Monday, 22 August 2011

Rules of the road

The prospect of driving in Lebanon evokes a keen sense of panic among visitors to the country. It’s loud, chaotic and generally an intimidating experience for the first few days. However, when you get used to it, it’s actually a straightforward exercise, case in point: the roundabout (rondpoint) I drive through every day was initially christened by my father as the “Roundabout of Death”. My wife tells me it’s a form of organised chaos … I fail to see the organization part…

However, there are some cardinal principals to remember and rules to follow:

1. Indicator lights are for the weak. Do not expect your fellow drivers to use them. If they do, it’s done to lull you into a false sense of security whereupon they’ll promptly turn in the opposite direction to which they’re indicting.

2. While driving at night, lights are optional. Consider yourself lucky if the service coming up behind you has a single operational light.

3. Lane markers operate on along similar principles to those in the rest of the world, however instead of driving between the two lines, in Lebanon you should aim to drive along the lines.

4. Learn to change a tire / wheel.

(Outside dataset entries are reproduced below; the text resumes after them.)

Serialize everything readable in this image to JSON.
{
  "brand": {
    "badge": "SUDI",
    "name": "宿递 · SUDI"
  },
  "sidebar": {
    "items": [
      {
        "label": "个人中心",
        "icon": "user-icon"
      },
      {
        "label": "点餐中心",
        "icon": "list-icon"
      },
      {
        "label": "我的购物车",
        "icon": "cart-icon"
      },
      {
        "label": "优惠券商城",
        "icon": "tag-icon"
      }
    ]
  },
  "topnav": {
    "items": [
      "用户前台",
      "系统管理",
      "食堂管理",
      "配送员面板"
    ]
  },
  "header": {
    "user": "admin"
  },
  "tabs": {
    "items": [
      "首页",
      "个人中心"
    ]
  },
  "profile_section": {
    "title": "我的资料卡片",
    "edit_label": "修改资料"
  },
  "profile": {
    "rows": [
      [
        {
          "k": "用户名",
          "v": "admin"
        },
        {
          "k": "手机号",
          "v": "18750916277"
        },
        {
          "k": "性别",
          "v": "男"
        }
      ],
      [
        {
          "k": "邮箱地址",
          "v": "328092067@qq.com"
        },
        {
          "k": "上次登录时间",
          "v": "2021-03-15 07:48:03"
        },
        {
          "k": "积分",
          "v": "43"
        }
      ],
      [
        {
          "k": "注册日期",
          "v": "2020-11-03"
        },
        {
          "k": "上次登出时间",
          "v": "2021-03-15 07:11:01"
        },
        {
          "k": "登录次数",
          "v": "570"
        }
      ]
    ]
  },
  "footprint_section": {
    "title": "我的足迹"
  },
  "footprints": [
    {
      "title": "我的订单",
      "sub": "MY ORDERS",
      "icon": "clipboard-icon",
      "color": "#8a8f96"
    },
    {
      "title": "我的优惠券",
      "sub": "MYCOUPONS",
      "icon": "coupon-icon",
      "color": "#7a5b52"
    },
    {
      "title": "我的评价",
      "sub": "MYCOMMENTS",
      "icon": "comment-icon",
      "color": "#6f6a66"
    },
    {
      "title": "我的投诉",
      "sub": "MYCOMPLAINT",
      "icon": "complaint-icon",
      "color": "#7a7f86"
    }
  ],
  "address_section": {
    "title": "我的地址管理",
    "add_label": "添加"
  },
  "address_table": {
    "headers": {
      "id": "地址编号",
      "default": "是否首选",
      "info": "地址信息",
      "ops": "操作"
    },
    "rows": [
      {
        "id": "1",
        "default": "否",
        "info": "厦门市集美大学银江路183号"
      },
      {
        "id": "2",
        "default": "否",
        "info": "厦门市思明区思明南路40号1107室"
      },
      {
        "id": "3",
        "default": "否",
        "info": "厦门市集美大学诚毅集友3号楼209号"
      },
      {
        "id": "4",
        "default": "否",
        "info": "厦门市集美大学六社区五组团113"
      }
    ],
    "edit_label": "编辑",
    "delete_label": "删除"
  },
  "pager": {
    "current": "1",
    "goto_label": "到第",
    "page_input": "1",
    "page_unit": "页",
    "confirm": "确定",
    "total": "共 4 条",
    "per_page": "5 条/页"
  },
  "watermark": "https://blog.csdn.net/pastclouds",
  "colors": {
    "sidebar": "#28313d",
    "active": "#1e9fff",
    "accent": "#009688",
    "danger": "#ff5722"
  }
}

5. Speed bumps are myriad in all residential areas. The optimal distance between speed bumps is about five meters.

6. The local residents will ignore rule 5 in order to practice their off-road talents.

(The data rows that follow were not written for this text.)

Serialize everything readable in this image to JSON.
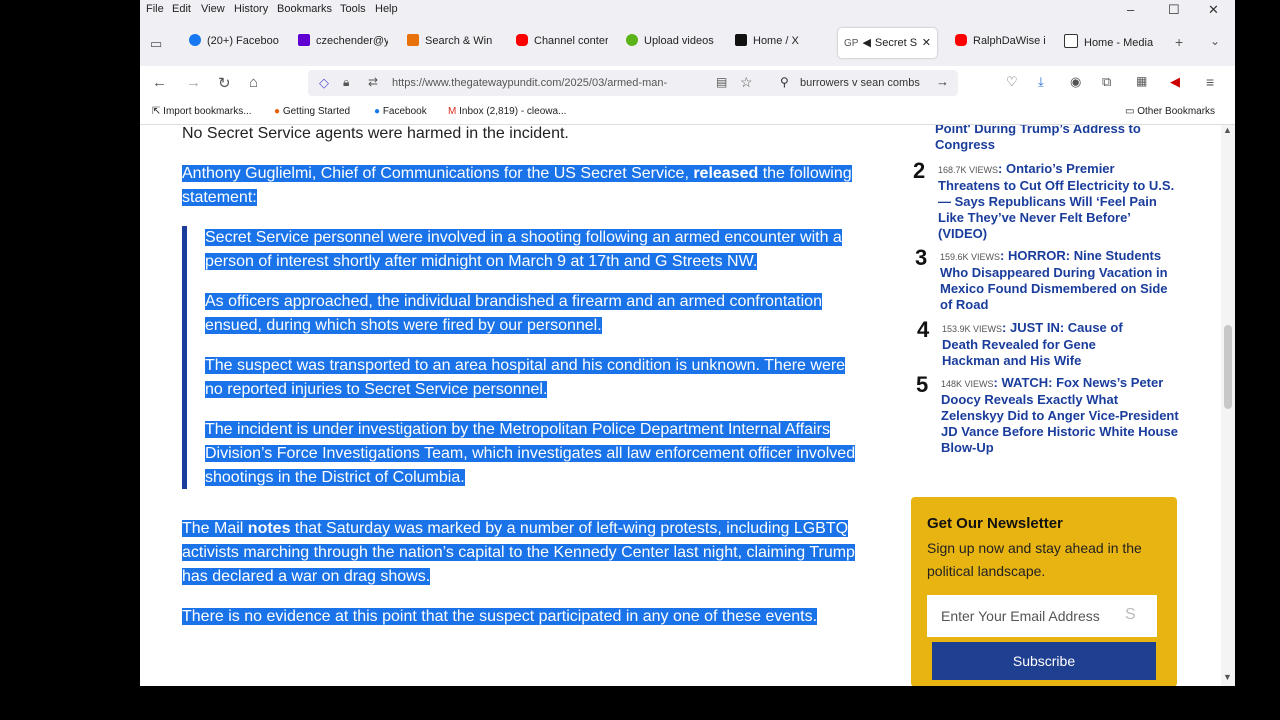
{
  "menu": {
    "items": [
      "File",
      "Edit",
      "View",
      "History",
      "Bookmarks",
      "Tools",
      "Help"
    ]
  },
  "tabs": [
    {
      "label": "(20+) Facebook",
      "icon_color": "#1877f2"
    },
    {
      "label": "czechender@y",
      "icon_color": "#6001d2"
    },
    {
      "label": "Search & Win",
      "icon_color": "#e8710a"
    },
    {
      "label": "Channel conter",
      "icon_color": "#ff0000"
    },
    {
      "label": "Upload videos",
      "icon_color": "#5bb318"
    },
    {
      "label": "Home / X",
      "icon_color": "#111111"
    },
    {
      "label": "Secret S",
      "icon_color": "#555555"
    },
    {
      "label": "RalphDaWise i",
      "icon_color": "#ff0000"
    },
    {
      "label": "Home - Media",
      "icon_color": "#333333"
    }
  ],
  "nav": {
    "url": "https://www.thegatewaypundit.com/2025/03/armed-man-",
    "search_value": "burrowers v sean combs"
  },
  "bookmarks": {
    "items": [
      "Import bookmarks...",
      "Getting Started",
      "Facebook",
      "Inbox (2,819) - cleowa..."
    ],
    "other": "Other Bookmarks"
  },
  "article": {
    "p0": "No Secret Service agents were harmed in the incident.",
    "p1_a": "Anthony Guglielmi, Chief of Communications for the US Secret Service, ",
    "p1_b": "released",
    "p1_c": " the following statement:",
    "q1": "Secret Service personnel were involved in a shooting following an armed encounter with a person of interest shortly after midnight on March 9 at 17th and G Streets NW.",
    "q2": "As officers approached, the individual brandished a firearm and an armed confrontation ensued, during which shots were fired by our personnel.",
    "q3": "The suspect was transported to an area hospital and his condition is unknown. There were no reported injuries to Secret Service personnel.",
    "q4": "The incident is under investigation by the Metropolitan Police Department Internal Affairs Division’s Force Investigations Team, which investigates all law enforcement officer involved shootings in the District of Columbia.",
    "p2_a": "The Mail ",
    "p2_b": "notes",
    "p2_c": " that Saturday was marked by a number of left-wing protests, including LGBTQ activists marching through the nation’s capital to the Kennedy Center last night, claiming Trump has declared a war on drag shows.",
    "p3": "There is no evidence at this point that the suspect participated in any one of these events."
  },
  "sidebar": {
    "top_title": "Point' During Trump’s Address to Congress",
    "items": [
      {
        "rank": "2",
        "views": "168.7K VIEWS",
        "sep": ": ",
        "title": "Ontario’s Premier Threatens to Cut Off Electricity to U.S. — Says Republicans Will ‘Feel Pain Like They’ve Never Felt Before’ (VIDEO)"
      },
      {
        "rank": "3",
        "views": "159.6K VIEWS",
        "sep": ": ",
        "title": "HORROR: Nine Students Who Disappeared During Vacation in Mexico Found Dismembered on Side of Road"
      },
      {
        "rank": "4",
        "views": "153.9K VIEWS",
        "sep": ": ",
        "title": "JUST IN: Cause of Death Revealed for Gene Hackman and His Wife"
      },
      {
        "rank": "5",
        "views": "148K VIEWS",
        "sep": ": ",
        "title": "WATCH: Fox News’s Peter Doocy Reveals Exactly What Zelenskyy Did to Anger Vice-President JD Vance Before Historic White House Blow-Up"
      }
    ]
  },
  "newsletter": {
    "title": "Get Our Newsletter",
    "subtitle": "Sign up now and stay ahead in the political landscape.",
    "placeholder": "Enter Your Email Address",
    "button": "Subscribe"
  }
}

7. Cars with red plates are not cruising for hookers, they’re trying to pick passengers … preferably stupid foreigners.

8. It is considered the ultimate courtesy to roll down your window and play your music as loud as possible, especially in a residential area after 10 PM.

9. Holes in the road breed overnight. You might well be familiar with the potholes on any given road however, come morning there will, without fail, be another. Refer to rule number 4.

10. Learn to drive in the dark (because of this), training with a blindfold might help. 

11. Forget all rules of personal courtesy, it’s a jungle out there. It’s cut-up, or be cut-up. Abide by common decency and you’ll never make it to your destination.

12. Grow a set of eyes in the back of your head. That way you’ll have time to brace for the hit.

13. Scooter / mobilette riders are the Devil. Their favorite game is to ride along on your blind spot and then overtake on the wrong side while cursing at you. Remember, you are bigger than they are.

14. When in a confrontation with another car, judge the value of each vehicle. The person with the more expensive motor has more to lose.

15. Beiruti traffic police are the most ineffectual people I have ever met. Where there’s a long queue of cars, there will be a policeman at the end of it.

*This rant was brought about through losing two tires in the last two months after losing only one in the previous 7 years of driving here.

Saturday, 20 August 2011


The wife and I recently took a short break to the wonderful city of Rome.

Now, I’m not a travel writer by trade, so I’ll skip the recommended itinerary and avoid a list of things to see. The only suggestion I’ll make is to pick up the Lonely Planet, everything else will take care of itself.

However, I will offer some cultural observations, none to serious.

From now on I shall judge every city by the glamour of their municipal workers. Walking along the street one day we came across what could only be described as the most attractive garbage collectors I’ve ever seen in my life - Sukleen in Gucci.

Across from our hotel we saw something that caused me no end of amusement. Condom machines attached to the outside (streetside) wall of pharmacies… Inspired.

Never get caught short again..

Water fountains – Rome was always traditionally blessed with an abundant water supply, which resulted in fountains being built all over the city. People drink from these all the time and one of the most entertaining aspects of people watching is to sit next to a fountain and see who or what turns up…

Let's face it, it's better than the toilet bowl

I thoroughly recommend Rome. It’s a wonderful city. We did a whole host cultural activities beyond dog spotting, checking out municipal workers and laughing over condom machines like twelve-year-olds. Hopefully this shot of the light cast by the oculus in the Pantheon will suffice: 

Yes, I can occasionally take a proper photo